Math
Santa Fe Christian continues to expand opportunities for students to learn problem-solving skills. There are math clubs at the elementary, middle and high school levels, a Middle School Mathematics Problem-Solving class, an Upper School Advanced Problem-Solving Mathematics class, as well as a competitive math team.

K–12 Collaboration
Sixty-five percent of scientists and STEAM graduate students say they developed their interest in elementary school, according to a study in the March 2010 International Journal of Science Education.

“One of the greatest benefits that we have at SFC, is that we’re all here: Upper School, Middle School and Lower School,” explained Mr. Hannan. He continues, “Yet, we are our own distinct schools. We have our own agendas, and we have to collaborate and work well together. When you look at the entirety of a program, there are building blocks from K–12.” The STEAM building blocks are integrated into each grade level, beginning in the Lower School, moving to Middle School and maturing in Upper School.

Hannah Park, Lower School Principal, adds, “With the addition of schoolwide STEAM coordinator Jonathan Woods, we are able to coordinate our STEAM efforts across the board.” This seamless connection is an advantage to students at SFC.

Todd Deveau, Middle School Principal, continues, “Jonathan’s role is varied – we are looking for curriculum development in terms of integration with our current curriculum, looking for opportunities to bring in more STEAM, and working with teachers to do that.” Mr. Hannan continues, “The connection between schools is an incredible strength and great position because we are able to have conversations that align what we’re doing and where we’re going.”

Looking Ahead
Working with the local San Diego business community is a benefit to our students. Teachers can connect students to career options as well as open the door to future partnerships with business and industry. The best resource is the SFC parent community, many of whom work in STEAM careers. Corporations such as NuVasive and Qualcomm work to engage kids in the STEAM fields.

Partnering with SFC, NuVasive offers a way to engage students in real-life activities. On one particular field-trip guided by NuVasive educators, students installed surgical instrumentation, removed a cartilaginous intervertebral disc and prepared the intervertebral space for the NuVasive interbody implant and installed the spinal device. This field trip exposed students to career opportunities in medicine, the allied health professions and medically related business ventures. Mr. Hannan goes on to explain, “We are a comprehensive high school and work to provide it all. STEAM is not our only focus. In reality, you can be the most brilliant physicist in the world, but if you cannot write a sentence and communicate your ideas well, no one will listen. So we must have kids who are writers, speakers, thinkers and mathematicians.” He continues, “It’s the whole package. At the same time, we want to build kids that have solid Christ-like behavior and problem-solving skill sets and abilities to navigate whatever field they go into. That’s a critical piece.

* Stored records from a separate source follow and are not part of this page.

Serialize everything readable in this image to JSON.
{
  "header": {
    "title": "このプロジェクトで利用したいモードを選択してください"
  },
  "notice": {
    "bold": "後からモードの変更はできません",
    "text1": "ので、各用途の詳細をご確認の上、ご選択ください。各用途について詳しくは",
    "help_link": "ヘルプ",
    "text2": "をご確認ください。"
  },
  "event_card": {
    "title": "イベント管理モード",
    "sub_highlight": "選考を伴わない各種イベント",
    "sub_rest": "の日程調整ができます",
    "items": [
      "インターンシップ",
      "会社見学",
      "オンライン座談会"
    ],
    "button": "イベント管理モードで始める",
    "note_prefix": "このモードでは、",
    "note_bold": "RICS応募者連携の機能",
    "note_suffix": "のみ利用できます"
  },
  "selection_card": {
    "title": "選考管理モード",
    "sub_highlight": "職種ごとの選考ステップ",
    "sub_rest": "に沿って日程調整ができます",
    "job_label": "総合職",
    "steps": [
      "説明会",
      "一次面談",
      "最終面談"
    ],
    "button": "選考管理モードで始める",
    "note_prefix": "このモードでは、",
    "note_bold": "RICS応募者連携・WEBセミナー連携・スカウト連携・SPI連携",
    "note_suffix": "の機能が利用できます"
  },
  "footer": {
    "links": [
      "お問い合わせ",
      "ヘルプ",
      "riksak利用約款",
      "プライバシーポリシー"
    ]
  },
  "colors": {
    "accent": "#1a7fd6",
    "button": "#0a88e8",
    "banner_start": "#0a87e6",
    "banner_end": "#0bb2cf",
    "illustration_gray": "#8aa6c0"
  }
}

Building the Future of Education
Today’s students have the benefit of using technology to access new ideas, gain global perspectives and to personalize their learning. A myriad of new technology resources help educators make their classrooms more interactive by connecting students to new ideas, challenges and resources in order to deepen their learning in class.